Crown of Israel was founded in the early 1920’s, and entered their current building in 1928. The first long-term Rabbi of the shul was Rav Shimon Scher, a dynamic and talented leader, who brilliant tenure as one of Boro Park’s prominent rabbonim ended with his sudden, premature passing in 1957.
A Metzuyan in Telz
Rav Shimon was born in 1899, in the Lithuanian town of Plungyan (Plungė in Lithuanian). After learning in the local cheder, he was enrolled in Telz at the tender age of 15. The poverty was so great, the he walked the 30 kilometers from his hometown to Telz. Perhaps it was this foundation of mesirus nefesh that propelled him to the heights that he reached in the yeshiva.

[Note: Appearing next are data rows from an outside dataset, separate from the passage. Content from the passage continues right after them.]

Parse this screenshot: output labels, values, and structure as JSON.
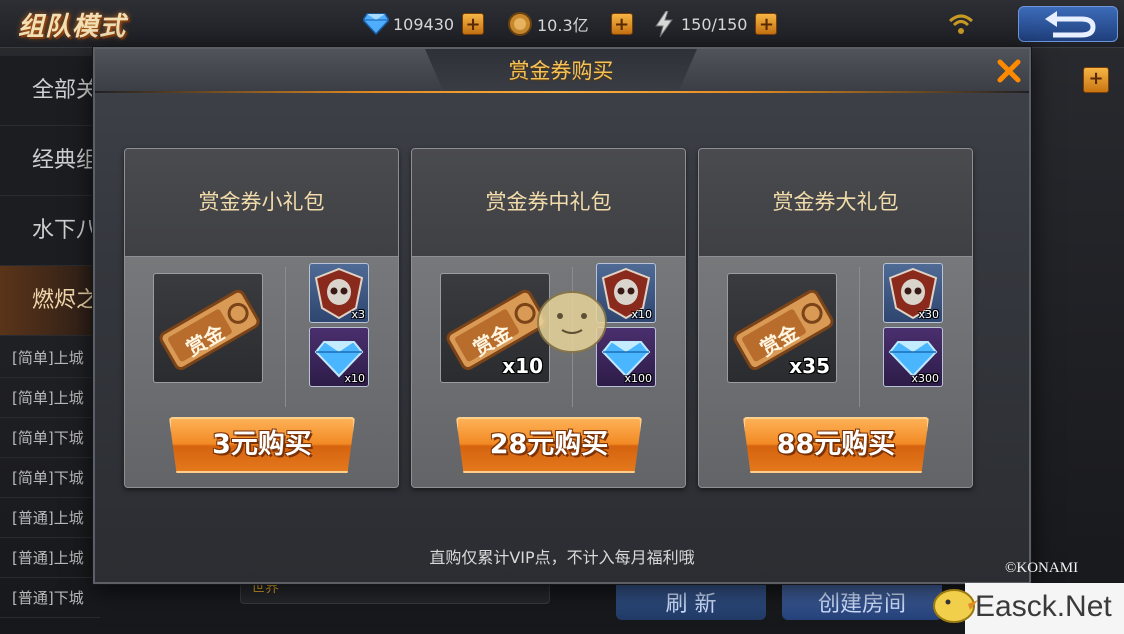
{
  "topbar": {
    "mode_title": "组队模式",
    "diamonds": "109430",
    "gold": "10.3亿",
    "stamina_current": "150",
    "stamina_max": "/150"
  },
  "left_menu": {
    "items": [
      "全部关",
      "经典组",
      "水下八",
      "燃烬之"
    ]
  },
  "room_list": {
    "rows": [
      "[简单]上城",
      "[简单]上城",
      "[简单]下城",
      "[简单]下城",
      "[普通]上城",
      "[普通]上城",
      "[普通]下城"
    ]
  },
  "dialog": {
    "title": "赏金券购买",
    "notice": "直购仅累计VIP点，不计入每月福利哦",
    "packs": [
      {
        "title": "赏金券小礼包",
        "ticket_count": "",
        "skull_qty": "x3",
        "gem_qty": "x10",
        "buy_label": "3元购买"
      },
      {
        "title": "赏金券中礼包",
        "ticket_count": "x10",
        "skull_qty": "x10",
        "gem_qty": "x100",
        "buy_label": "28元购买"
      },
      {
        "title": "赏金券大礼包",
        "ticket_count": "x35",
        "skull_qty": "x30",
        "gem_qty": "x300",
        "buy_label": "88元购买"
      }
    ],
    "ticket_label": "赏金"
  },
  "background_buttons": {
    "refresh": "刷 新",
    "create_room": "创建房间",
    "chat_tag": "世界"
  },
  "copyright": "©KONAMI",
  "watermark": "Easck.Net",
  "colors": {
    "accent_orange": "#f28a24",
    "title_gold": "#f5c25a",
    "stamina_green": "#7be05a",
    "close_orange": "#ff8a00"
  },
  "icons": {
    "diamond": "diamond-icon",
    "gold": "gold-coin-icon",
    "stamina": "lightning-icon",
    "skull": "skull-badge-icon",
    "gem": "gem-icon",
    "close": "close-icon"
  }
}
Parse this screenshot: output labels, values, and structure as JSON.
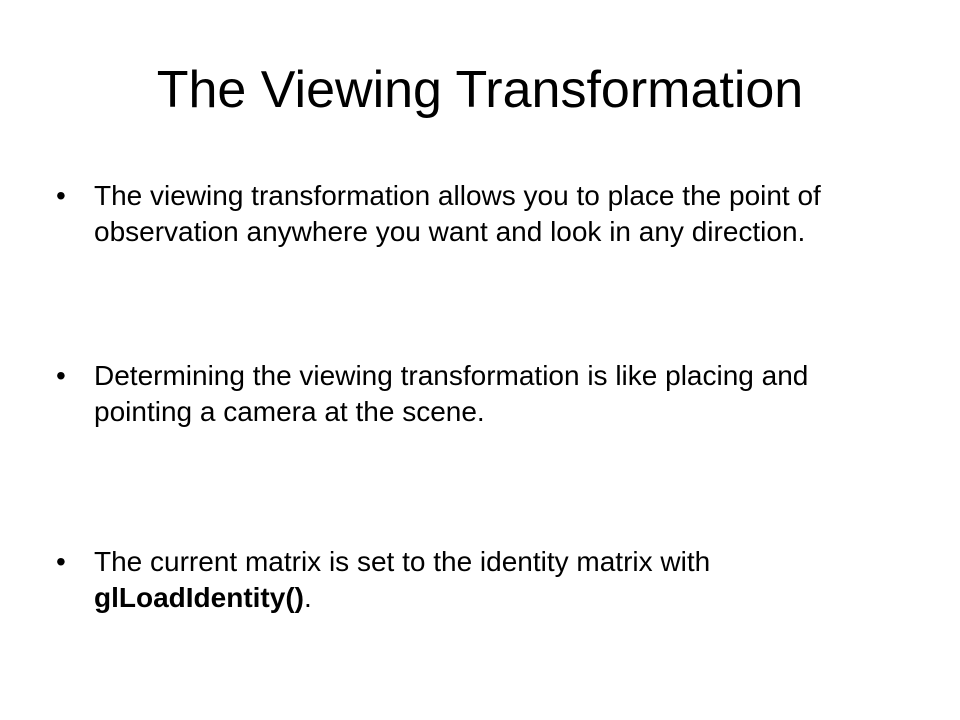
{
  "slide": {
    "title": "The Viewing Transformation",
    "bullet_symbol": "•",
    "bullets": [
      {
        "text": "The viewing transformation allows you to place the point of observation anywhere you want and look in any direction."
      },
      {
        "text": "Determining the viewing transformation is like placing and pointing a camera at the scene."
      },
      {
        "text_before": "The current matrix is set to the identity matrix with ",
        "code": "glLoadIdentity()",
        "text_after": "."
      }
    ]
  }
}
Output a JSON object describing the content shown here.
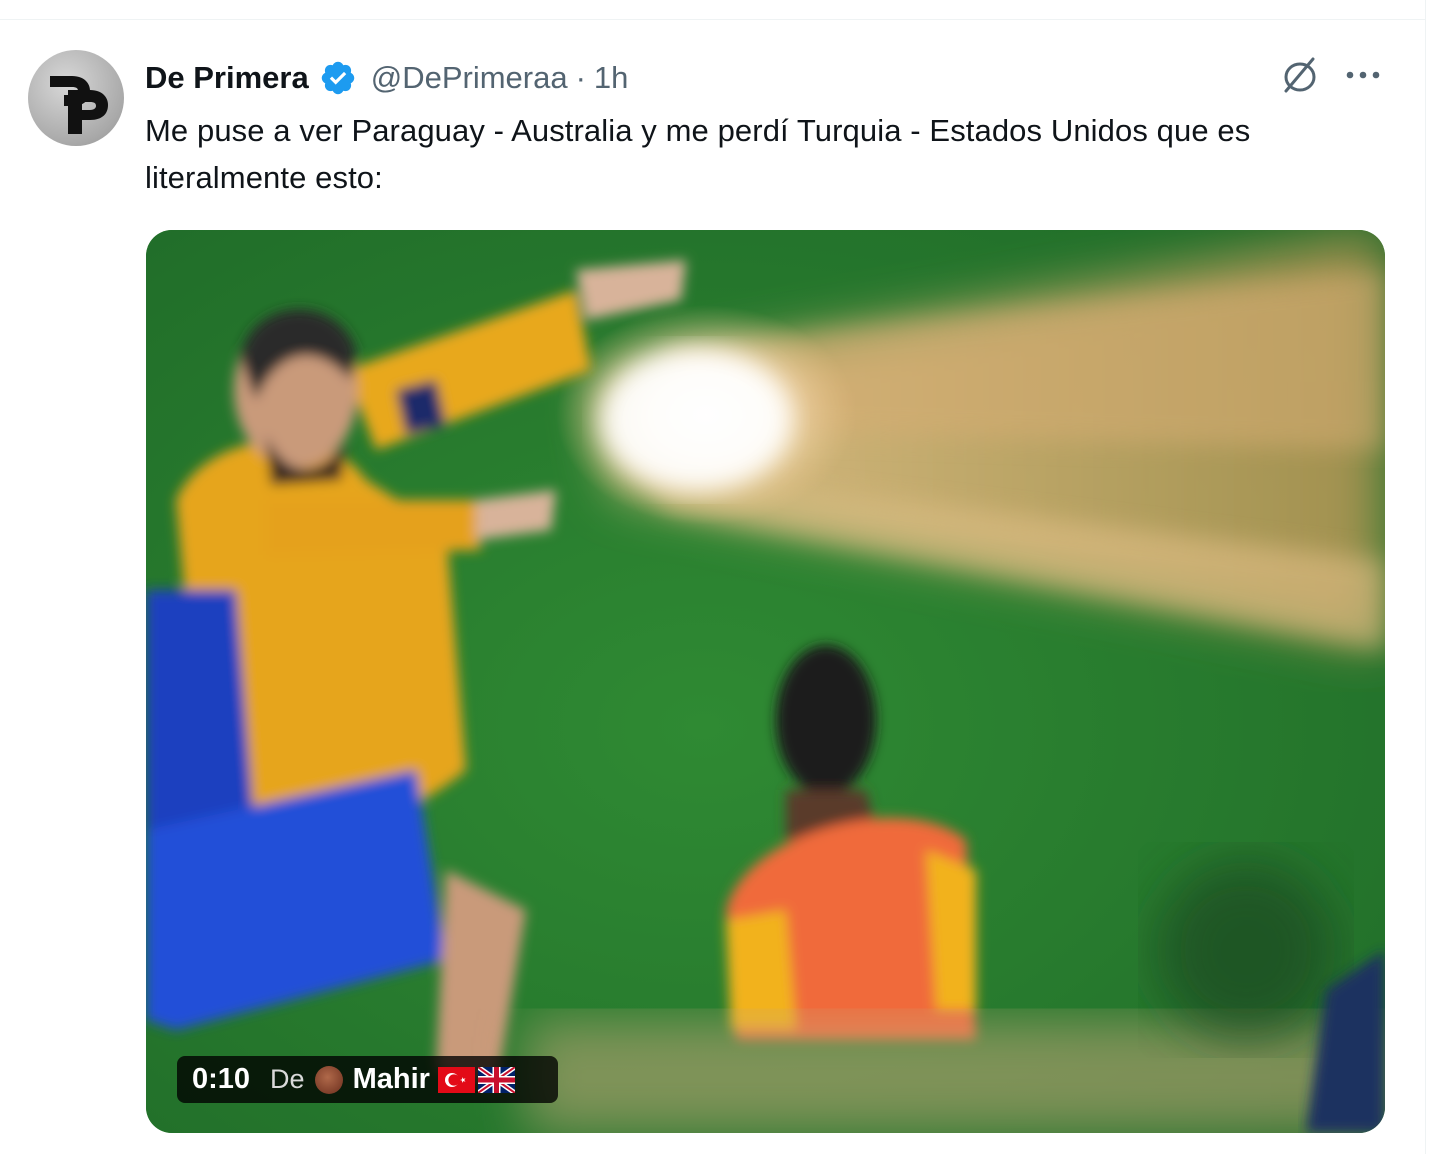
{
  "tweet": {
    "author": {
      "display_name": "De Primera",
      "handle": "@DePrimeraa",
      "verified": true,
      "avatar_icon": "dp-logo-avatar"
    },
    "separator": "·",
    "time": "1h",
    "text": "Me puse a ver Paraguay - Australia y me perdí Turquia - Estados Unidos que es literalmente esto:",
    "actions": {
      "grok_icon": "grok-icon",
      "more_icon": "more-icon"
    },
    "media": {
      "type": "video",
      "timestamp": "0:10",
      "from_label": "De",
      "source_name": "Mahir",
      "flags": [
        "turkey-flag",
        "uk-flag"
      ]
    }
  },
  "colors": {
    "text_primary": "#0f1419",
    "text_secondary": "#536471",
    "verified_blue": "#1d9bf0",
    "divider": "#eff3f4"
  }
}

The Rosh Yeshiva, Rav Yosef Leib Bloch was mekarev the young lad, and he soon became from the metzuyanim. With time, he was sought out by his fellow talmidim for his Torah, his middos, and his wise counsel. In the 1920’s, the towns of Lita were being ravaged by the winds of secularism, and so many young people fell prey. Shimon Scher was at the forefront of this battle; he was on the Vaad Haruchani in Telzer Yeshiva, wrote and published articles to strengthen the youth, and founded organizations called Tiferes Bachurim in many towns.
He became engaged to Chanah Stamm, the daughter of Rav Yisroel, from the Baalei Mussar in Kelm, and the couple married in Kelm, in the year 1930, in the presence of Rebbetzin Dubbeh Rivkah Stamm (a great-great-grandmother of this writer), while her husband Rav Yisroel was already in America as the emissary of the Slabodka Yeshiva.
In 1931, they arrived in America, where they were reunited with Rav Yisroel, while Rebbetzin Stamm remained in Kelm, at least until 1935. She would later join the family in New York.
A Distinguished Rabbinic Tenure
Rav Scher left behind notebooks… by now yellowed. In it, we can read a beautiful, flowing script of his transcription of his droshos throughout the years, and the first entry is for the first night of selichos of the year 1932—which is indeed the time that he assumed the leadership of Kesser Israel, three blocks from his home.
Reading through the content of his droshos—more than ninety years later—we can see his eloquence, his insightfulness into the Torah, Midrosh, and mussar with which he was saturated during his early life, and the way he sought to illuminate the darkness and the apathy that pervaded Jewish life in America with pure emunah and with the light of Torah.
Those who remember him recall his impeccable appearance… “He was an aristocrat,” recalled his cousin—legendary writer, Rav Aaron Benzion Shurin. He was extremely close with the Ponovezher rov, and would introduce him at various events. He was also the head of the Telzer histadrus in America.
“Besides his greatness in learning he was a tremendous ba’al regesh and ba’al middos, and truly a Torah’dige aristocrat!—blessed with so many qualities; a phenomenal orator and writer, in yiddish and in Hebrew. On top of this was deeply humble, and would do a favor for anyone,” wrote Rabbi Shurin.
A Beloved Mechanech
Rav Shimon taught at Bais Yaakov Seminary in Boro Park, and he is remembered to this day by some of the talmidos—many of whom are great-grandmothers today. The lifelong impact that he left upon them is due to a confluence of his regal presence, his humor, his mussardige conduct that he absorbed in the Lithuanian yeshiva world, and his warmth and compassion.
Rabbi Uri Hellman, who led Bais Yaakov for many years, said that Rav Scher was one of the most respected teachers in the school. “He was loved and admired by his colleagues as well as his students, he was extremely makpid on what came out of his mouth, and never did he become involved in any controversies that inevitably occur at an institution.”
Rav Scher suffered a heart attack in the year 1957, and was interred on har hamenuchos, following a distinguished tenure as a rov and mechanech.